For one sweltering day in late July, however, Spurs found a home on UMBC’s campus, which they used as a training facility before a July 28 friendly match at Baltimore’s M&T Stadium against Liverpool Football Club –another one of England’s biggest and most iconic teams.
Tottenham stars including Gareth Bale, Aaron Lennon, and longtime U.S. men’s national team goalkeeper Brad Friedel got in a morning training session on UMBC’s soccer field under the watchful eye of new Spurs coach Andres Villas Boas. Spurs players then adjourned for lunch at the True Grits dining hall.
Later that day, young Maryland soccer players sampled how Tottenham coaches players in its own football academy at an afternoon clinic led by Spurs’ head of football development Mark Jones.

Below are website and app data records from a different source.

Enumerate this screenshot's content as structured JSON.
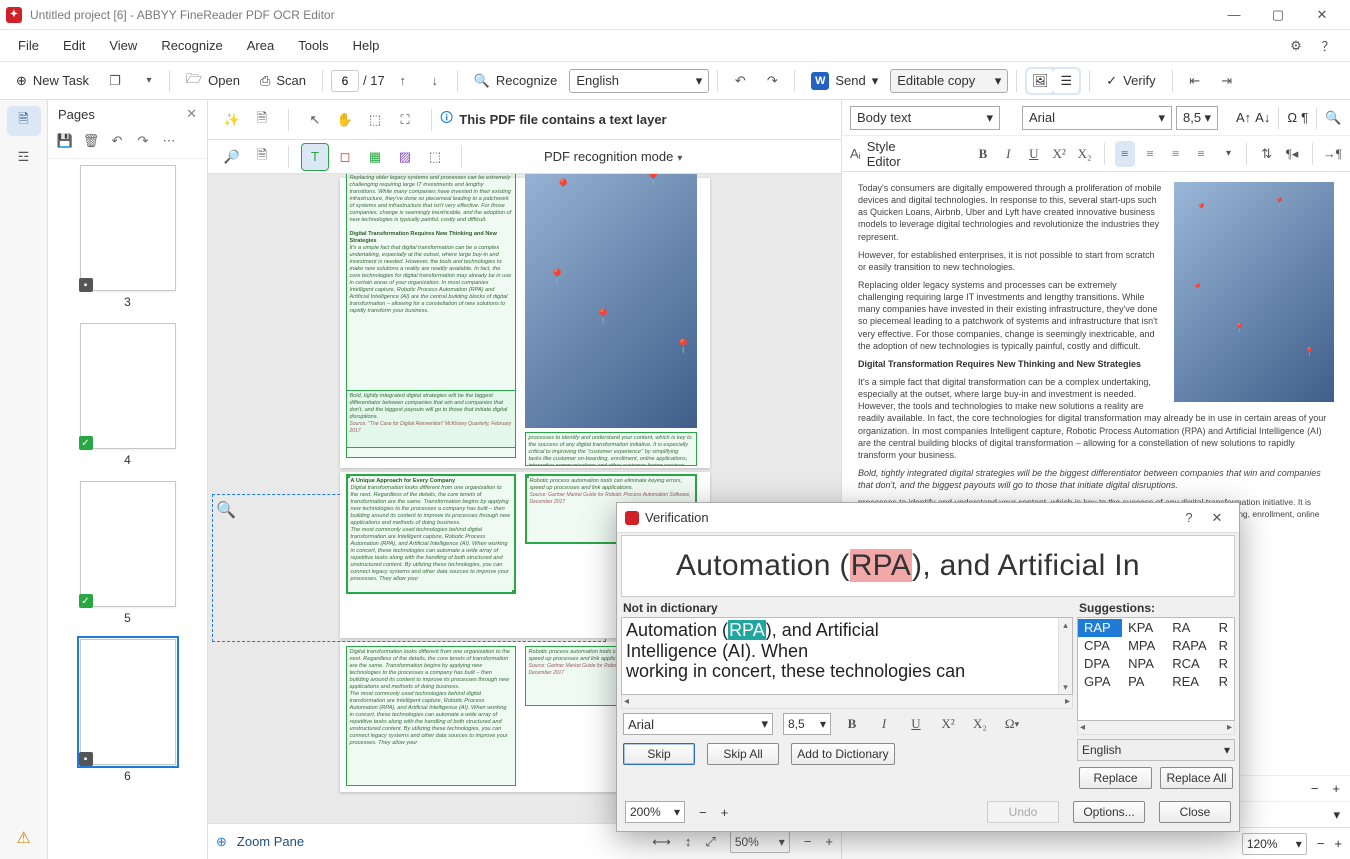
{
  "window": {
    "title": "Untitled project [6] - ABBYY FineReader PDF OCR Editor"
  },
  "menu": {
    "file": "File",
    "edit": "Edit",
    "view": "View",
    "recognize": "Recognize",
    "area": "Area",
    "tools": "Tools",
    "help": "Help"
  },
  "toolbar": {
    "new_task": "New Task",
    "open": "Open",
    "scan": "Scan",
    "page_current": "6",
    "page_total": "/ 17",
    "recognize": "Recognize",
    "language": "English",
    "send": "Send",
    "editable_copy": "Editable copy",
    "verify": "Verify"
  },
  "left_panel": {
    "title": "Pages"
  },
  "pages": {
    "p3": "3",
    "p4": "4",
    "p5": "5",
    "p6": "6"
  },
  "center": {
    "info_msg": "This PDF file contains a text layer",
    "pdf_mode": "PDF recognition mode",
    "zoom_pane": "Zoom Pane",
    "zoom_value": "50%"
  },
  "editor": {
    "style_select": "Body text",
    "font": "Arial",
    "font_size": "8,5",
    "style_editor": "Style Editor"
  },
  "right_zoom": "120%",
  "doc_text": {
    "p1": "Today's consumers are digitally empowered through a proliferation of mobile devices and digital technologies. In response to this, several start-ups such as Quicken Loans, Airbnb, Uber and Lyft have created innovative business models to leverage digital technologies and revolutionize the industries they represent.",
    "p2": "However, for established enterprises, it is not possible to start from scratch or easily transition to new technologies.",
    "p3": "Replacing older legacy systems and processes can be extremely challenging requiring large IT investments and lengthy transitions. While many companies have invested in their existing infrastructure, they've done so piecemeal leading to a patchwork of systems and infrastructure that isn't very effective. For those companies, change is seemingly inextricable, and the adoption of new technologies is typically painful, costly and difficult.",
    "h1": "Digital Transformation Requires New Thinking and New Strategies",
    "p4": "It's a simple fact that digital transformation can be a complex undertaking, especially at the outset, where large buy-in and investment is needed. However, the tools and technologies to make new solutions a reality are readily available. In fact, the core technologies for digital transformation may already be in use in certain areas of your organization. In most companies Intelligent capture, Robotic Process Automation (RPA) and Artificial Intelligence (AI) are the central building blocks of digital transformation – allowing for a constellation of new solutions to rapidly transform your business.",
    "p5": "Bold, tightly integrated digital strategies will be the biggest differentiator between companies that win and companies that don't, and the biggest payouts will go to those that initiate digital disruptions.",
    "src1": "Source: \"The Case for Digital Reinvention\" McKinsey Quarterly, February 2017",
    "h2": "A Unique Approach for Every Company",
    "p6": "Digital transformation looks different from one organization to the next. Regardless of the details, the core tenets of transformation are the same. Transformation begins by applying new technologies to the processes a company has built – then building around its content to improve its processes through new applications and methods of doing business.",
    "p7": "The most commonly used technologies behind digital transformation are Intelligent capture, Robotic Process Automation (RPA), and Artificial Intelligence (AI). When working in concert, these technologies can automate a wide array of repetitive tasks along with the handling of both structured and unstructured content. By utilizing these technologies, you can connect legacy systems and other data sources to improve your processes. They allow your",
    "p8": "processes to identify and understand your content, which is key to the success of any digital transformation initiative. It is especially critical to improving the \"customer experience\" by simplifying tasks like customer on-boarding, enrollment, online applications, interactive communications and other customer-facing services.",
    "p9": "Robotic process automation tools can eliminate keying errors, speed up processes and link applications.",
    "src2": "Source: Gartner Market Guide for Robotic Process Automation Software, December 2017"
  },
  "verify": {
    "title": "Verification",
    "preview_before": "Automation (",
    "preview_hl": "RPA",
    "preview_after": "), and Artificial In",
    "not_in_dict": "Not in dictionary",
    "text_line1_a": "Automation (",
    "text_line1_b": "RPA",
    "text_line1_c": "), and Artificial",
    "text_line2": "Intelligence (AI). When",
    "text_line3": "working in concert, these technologies can",
    "font": "Arial",
    "size": "8,5",
    "skip": "Skip",
    "skip_all": "Skip All",
    "add_dict": "Add to Dictionary",
    "sugg_label": "Suggestions:",
    "sugg": {
      "c1": [
        "RAP",
        "CPA",
        "DPA",
        "GPA"
      ],
      "c2": [
        "KPA",
        "MPA",
        "NPA",
        "PA"
      ],
      "c3": [
        "RA",
        "RAPA",
        "RCA",
        "REA"
      ],
      "c4": [
        "R",
        "R",
        "R",
        "R"
      ]
    },
    "lang": "English",
    "replace": "Replace",
    "replace_all": "Replace All",
    "zoom": "200%",
    "undo": "Undo",
    "options": "Options...",
    "close": "Close"
  }
}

“We plan for everyone to get 2,000 or so touches of the ball this afternoon,” Jones told the players and their parents before putting them through an afternoon of coaching and drills.
It is the second time in four years that world soccer powers have used UMBC’s state-of-the-art facilities on visits to the region. In 2009, English and Italian soccer powers Chelsea and AC Milan trained at UMBC before a friendly match.

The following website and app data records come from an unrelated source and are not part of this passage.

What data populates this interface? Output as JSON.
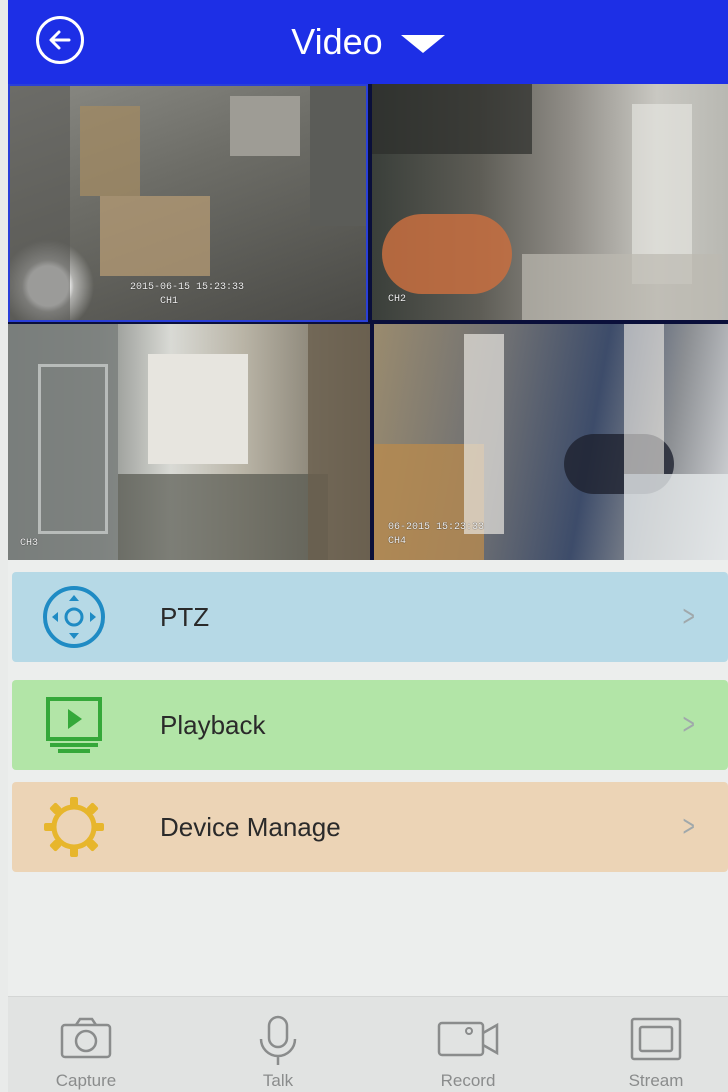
{
  "header": {
    "title": "Video",
    "back_icon": "back-arrow-icon",
    "dropdown_icon": "triangle-down-icon",
    "color": "#1d2fe6"
  },
  "cameras": [
    {
      "id_label": "CH1",
      "timestamp": "2015-06-15 15:23:33",
      "note": ""
    },
    {
      "id_label": "CH2",
      "timestamp": "",
      "note": ""
    },
    {
      "id_label": "CH3",
      "timestamp": "",
      "note": ""
    },
    {
      "id_label": "CH4",
      "timestamp": "",
      "note": "06-2015 15:23:33"
    }
  ],
  "menu": {
    "items": [
      {
        "label": "PTZ",
        "icon": "ptz-joystick-icon",
        "color": "#b6d9e6"
      },
      {
        "label": "Playback",
        "icon": "monitor-play-icon",
        "color": "#b2e5a7"
      },
      {
        "label": "Device Manage",
        "icon": "gear-icon",
        "color": "#ecd4b6"
      }
    ],
    "chevron": ">"
  },
  "toolbar": {
    "items": [
      {
        "label": "Capture",
        "icon": "camera-icon"
      },
      {
        "label": "Talk",
        "icon": "microphone-icon"
      },
      {
        "label": "Record",
        "icon": "video-camera-icon"
      },
      {
        "label": "Stream",
        "icon": "stream-frame-icon"
      }
    ]
  }
}
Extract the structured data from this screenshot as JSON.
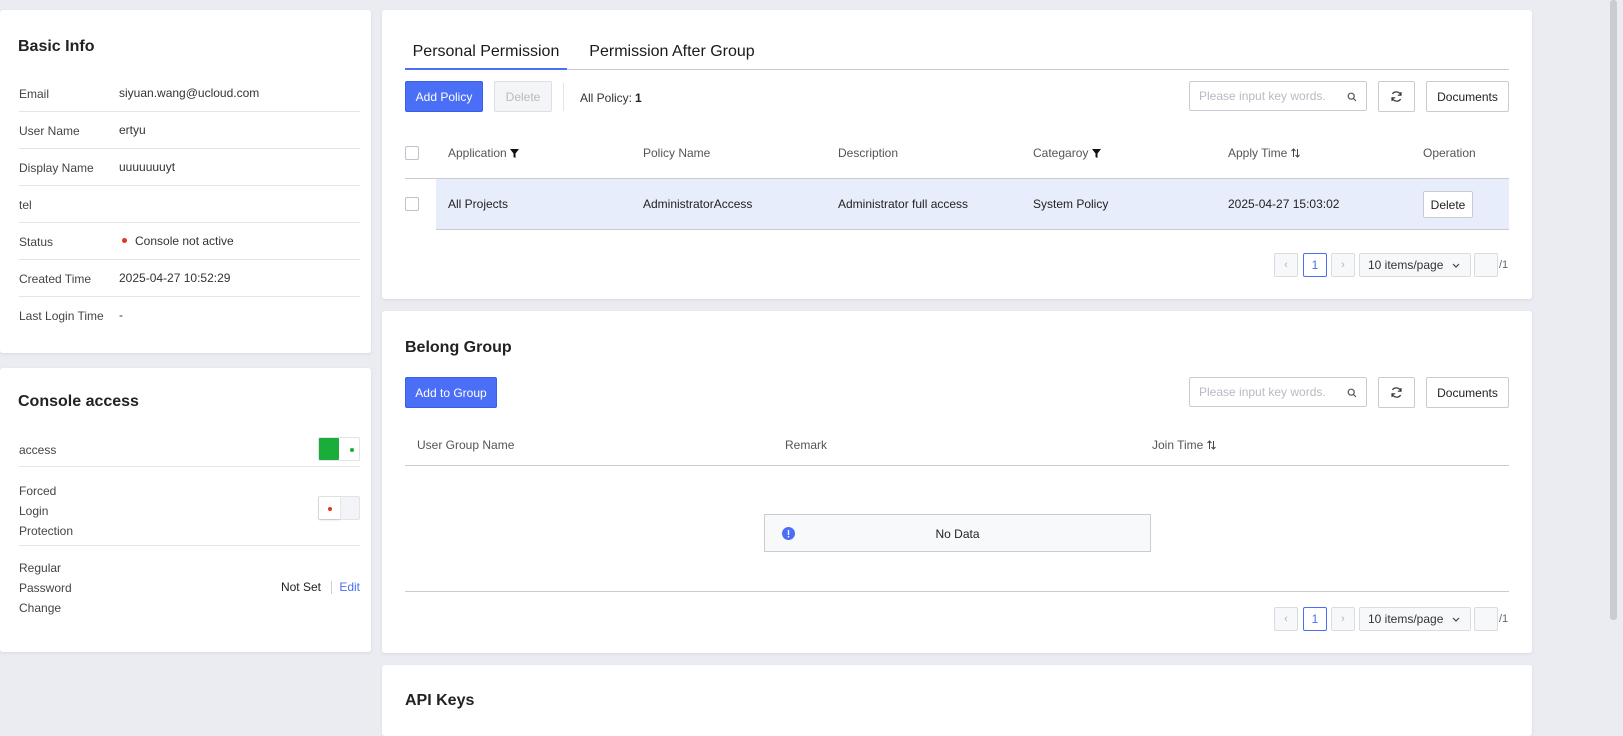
{
  "basic_info": {
    "title": "Basic Info",
    "rows": [
      {
        "label": "Email",
        "value": "siyuan.wang@ucloud.com"
      },
      {
        "label": "User Name",
        "value": "ertyu"
      },
      {
        "label": "Display Name",
        "value": "uuuuuuuyt"
      },
      {
        "label": "tel",
        "value": ""
      },
      {
        "label": "Status",
        "value": "Console not active"
      },
      {
        "label": "Created Time",
        "value": "2025-04-27 10:52:29"
      },
      {
        "label": "Last Login Time",
        "value": "-"
      }
    ],
    "status_dot_color": "#e8341c"
  },
  "console_access": {
    "title": "Console access",
    "access_label": "access",
    "access_enabled": true,
    "forced_login_label": [
      "Forced",
      "Login",
      "Protection"
    ],
    "forced_login_enabled": false,
    "password_label": [
      "Regular",
      "Password",
      "Change"
    ],
    "password_value": "Not Set",
    "edit_label": "Edit"
  },
  "permission": {
    "tabs": [
      {
        "label": "Personal Permission",
        "active": true
      },
      {
        "label": "Permission After Group",
        "active": false
      }
    ],
    "add_policy_label": "Add Policy",
    "delete_label": "Delete",
    "all_policy_label": "All Policy:",
    "all_policy_count": "1",
    "search_placeholder": "Please input key words.",
    "documents_label": "Documents",
    "columns": [
      "Application",
      "Policy Name",
      "Description",
      "Categaroy",
      "Apply Time",
      "Operation"
    ],
    "rows": [
      {
        "application": "All Projects",
        "policy_name": "AdministratorAccess",
        "description": "Administrator full access",
        "category": "System Policy",
        "apply_time": "2025-04-27 15:03:02",
        "operation": "Delete"
      }
    ],
    "pagination": {
      "current_page": "1",
      "page_size": "10 items/page",
      "total_pages": "/1"
    }
  },
  "belong_group": {
    "title": "Belong Group",
    "add_label": "Add to Group",
    "search_placeholder": "Please input key words.",
    "documents_label": "Documents",
    "columns": [
      "User Group Name",
      "Remark",
      "Join Time"
    ],
    "empty_text": "No Data",
    "pagination": {
      "current_page": "1",
      "page_size": "10 items/page",
      "total_pages": "/1"
    }
  },
  "api_keys": {
    "title": "API Keys"
  },
  "colors": {
    "accent": "#4a6ef5",
    "switch_on": "#1aad3a",
    "status_red": "#e8341c",
    "row_highlight": "#e8edfb"
  }
}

— Richard Byrne ’86
THE RINGS THING
Every four years, the Olympic Games give athletes a chance to chase their dreams and compete at the highest level.

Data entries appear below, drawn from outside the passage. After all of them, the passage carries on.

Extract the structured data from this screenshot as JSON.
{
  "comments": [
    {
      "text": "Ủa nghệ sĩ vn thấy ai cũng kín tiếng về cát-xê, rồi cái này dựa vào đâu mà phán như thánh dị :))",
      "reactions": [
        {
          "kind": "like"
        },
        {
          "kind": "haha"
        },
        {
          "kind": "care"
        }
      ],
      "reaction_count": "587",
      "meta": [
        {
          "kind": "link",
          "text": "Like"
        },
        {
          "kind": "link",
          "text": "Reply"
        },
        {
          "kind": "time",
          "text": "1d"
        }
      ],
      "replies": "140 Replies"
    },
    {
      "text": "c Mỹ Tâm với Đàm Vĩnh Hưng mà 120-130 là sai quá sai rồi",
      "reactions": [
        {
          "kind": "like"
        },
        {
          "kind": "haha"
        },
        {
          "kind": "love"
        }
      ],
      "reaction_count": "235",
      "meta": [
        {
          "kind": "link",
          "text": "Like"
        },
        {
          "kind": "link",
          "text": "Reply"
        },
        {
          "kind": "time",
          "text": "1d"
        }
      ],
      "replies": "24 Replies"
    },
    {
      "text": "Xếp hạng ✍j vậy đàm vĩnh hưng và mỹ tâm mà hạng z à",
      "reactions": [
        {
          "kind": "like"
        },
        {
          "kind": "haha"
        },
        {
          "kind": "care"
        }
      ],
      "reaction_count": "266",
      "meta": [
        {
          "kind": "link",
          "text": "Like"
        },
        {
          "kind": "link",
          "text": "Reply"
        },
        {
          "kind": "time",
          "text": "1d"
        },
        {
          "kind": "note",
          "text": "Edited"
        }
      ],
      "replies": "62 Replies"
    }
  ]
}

For UMBC swimmers Mohamed Hussein ’13 (Egypt), Patrick Husson ’14 (USA) and Pierre De Waal ’13 (South Africa), those dreams almost became reality. Husson and De Waal competed in the Olympic Trials of their respective home countries but fell short of earning a trip to London.
Hussein did his teammates one better – qualifying for Egypt’s team in the 100-meter freestyle and the 200-meter individual medley. But his trip to London was cut short by FINA, the international governing body of swimming, which abruptly changed the qualifying times required to make the Olympics. Hussein’s times fell just short.
“[In] all the past Olympic games, FINA allowed more than 1,200 swimmers to participate in the competition,” Hussein observes.
Despite the disappointment, Hussein remains one of the best swimmers in his native Egypt as well as at UMBC, and calls 2012 “the best year in my swimming career.”
De Waal had to return to South Africa to compete in the Olympic Trials during the spring semester. After a day and a half of travel from Baltimore to Durban, De Waal took to the pool for his best event, the 200-meter butterfly, where he fell to fellow countryman Chad le Clos, who went on to win gold in the Olympics over U.S. Olympic swimming star Michael Phelps.
Former walk-on Patrick Husson also swam in the Olympic Trials in his best event, the 200-meter breaststroke, finishing 99th out of 132 competitors.
“The three of them have all raised the level of our competition and our team,” UMBC swim coach Chad Cradock ’97 says.
— Dan Levin ’13